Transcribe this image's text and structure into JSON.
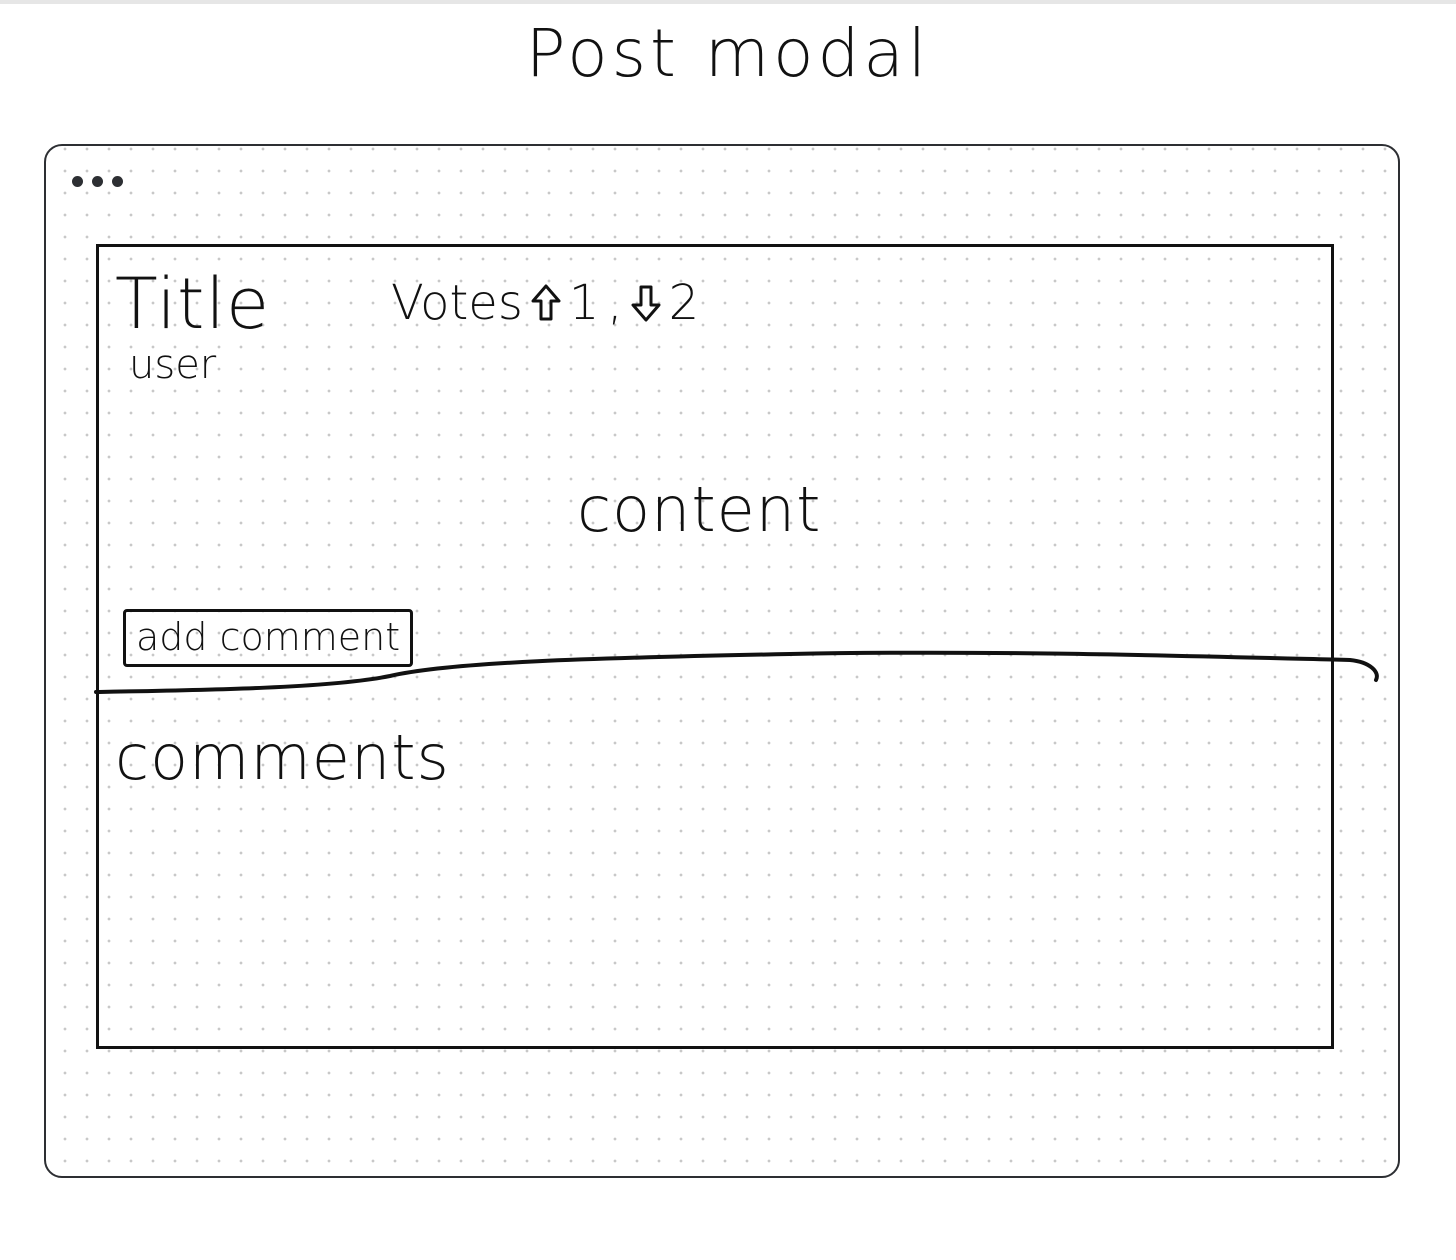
{
  "header": {
    "title": "Post modal"
  },
  "window": {
    "menu_icon": "ellipsis-icon"
  },
  "modal": {
    "title": "Title",
    "user": "user",
    "votes": {
      "label": "Votes",
      "upvote_icon": "arrow-up-icon",
      "upvote_count": "1",
      "downvote_icon": "arrow-down-icon",
      "downvote_count": "2",
      "separator": ","
    },
    "content": "content",
    "add_comment_label": "add comment",
    "comments_label": "comments"
  }
}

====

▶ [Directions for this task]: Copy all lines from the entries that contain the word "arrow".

▶ [Response to the exercise]:
      "upvote_icon": "arrow-up-icon",
      "downvote_icon": "arrow-down-icon",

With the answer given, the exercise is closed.